ASU 2017-12 not only retains both the shortcut method and critical-terms-match method, but also provides additional relief for entities applying those methods.

Latest Developments

In August 2017, FASB issued ASU 2017-12, Targeted Improvements to Accounting for Hedging Activities, to improve the transparency and understandability of information conveyed to users and to simplify the application of hedge accounting by preparers. This ASU is effective for public business entities for fiscal years beginning after December 15, 2018, and interim periods therein. For all other entities, this ASU is effective for fiscal years beginning after December 15, 2019, and interim periods within fiscal years beginning after December 15, 2020. FASB permits early adoption of this ASU for all entities.

This ASU does not change the “highly effective” threshold in hedge accounting that this article discussed earlier. It neither changes the benchmark interest rate concept for fixed-rate financial instruments classified as fair value hedges even though it eliminates it for variable-rate financial instruments classified as cash flow hedges. Furthermore, this ASU not only retains both the shortcut method and critical-terms-match method, but also provides additional relief for entities applying those methods. Finally, this ASU adds new disclosure requirements, for example, entities must disclose the carrying amounts and cumulative basis adjustments of items designated and qualifying as hedged items in fair value hedges.

Ensuring Compliance

Fair value hedges address risks that arise due to interest rates that are fixed. For example, a company may use a fair value hedge (a “pay-floating/receive-fixed” interest rate swap) to hedge its fixed-rate debt. In this example, the use of an interest rate swap unlocks the fixed interest expense associated with the debt and creates interest rate expenses that vary with the market rate (the company will benefit if the market interest rate declines). Companies may use the shortcut method for their perfect hedge programs if certain criteria are met.

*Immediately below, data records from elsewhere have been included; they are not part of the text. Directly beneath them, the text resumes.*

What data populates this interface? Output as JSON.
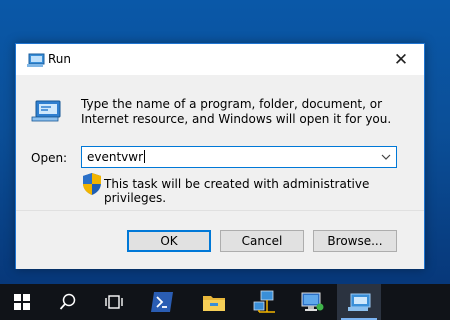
{
  "dialog": {
    "title": "Run",
    "close_glyph": "✕",
    "description": "Type the name of a program, folder, document, or Internet resource, and Windows will open it for you.",
    "open_label": "Open:",
    "open_value": "eventvwr",
    "admin_notice": "This task will be created with administrative privileges.",
    "buttons": {
      "ok": "OK",
      "cancel": "Cancel",
      "browse": "Browse..."
    }
  },
  "taskbar": {
    "items": [
      {
        "icon": "windows-start-icon"
      },
      {
        "icon": "search-icon"
      },
      {
        "icon": "task-view-icon"
      },
      {
        "icon": "powershell-icon"
      },
      {
        "icon": "file-explorer-icon"
      },
      {
        "icon": "network-icon"
      },
      {
        "icon": "remote-desktop-icon"
      },
      {
        "icon": "run-app-icon",
        "active": true
      }
    ]
  },
  "colors": {
    "accent": "#0078d7",
    "taskbar": "#101318",
    "desktop": "#0b4f98"
  }
}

The SEC views use of the shortcut method as a rule-based exception to ASC 815 framework and emphasizes strict application of FASB’s exception criteria. Any material inappropriate application of the shortcut method may result in restatement of financial statements. Therefore, companies must carefully evaluate the criteria for application of the shortcut method prior to its adoption to ensure that they meet the requirements of the guidance. Nevertheless, use of the shortcut method in fair value hedges has remained very popular due its accounting simplicity and lower administrative burden.

Josef Rashty, CPA has held managerial positions with several technology based public business entities in Silicon Valley and is an adjunct professor of accounting at Golden Gate University, San Francisco, Calif. He can be reached at [email protected].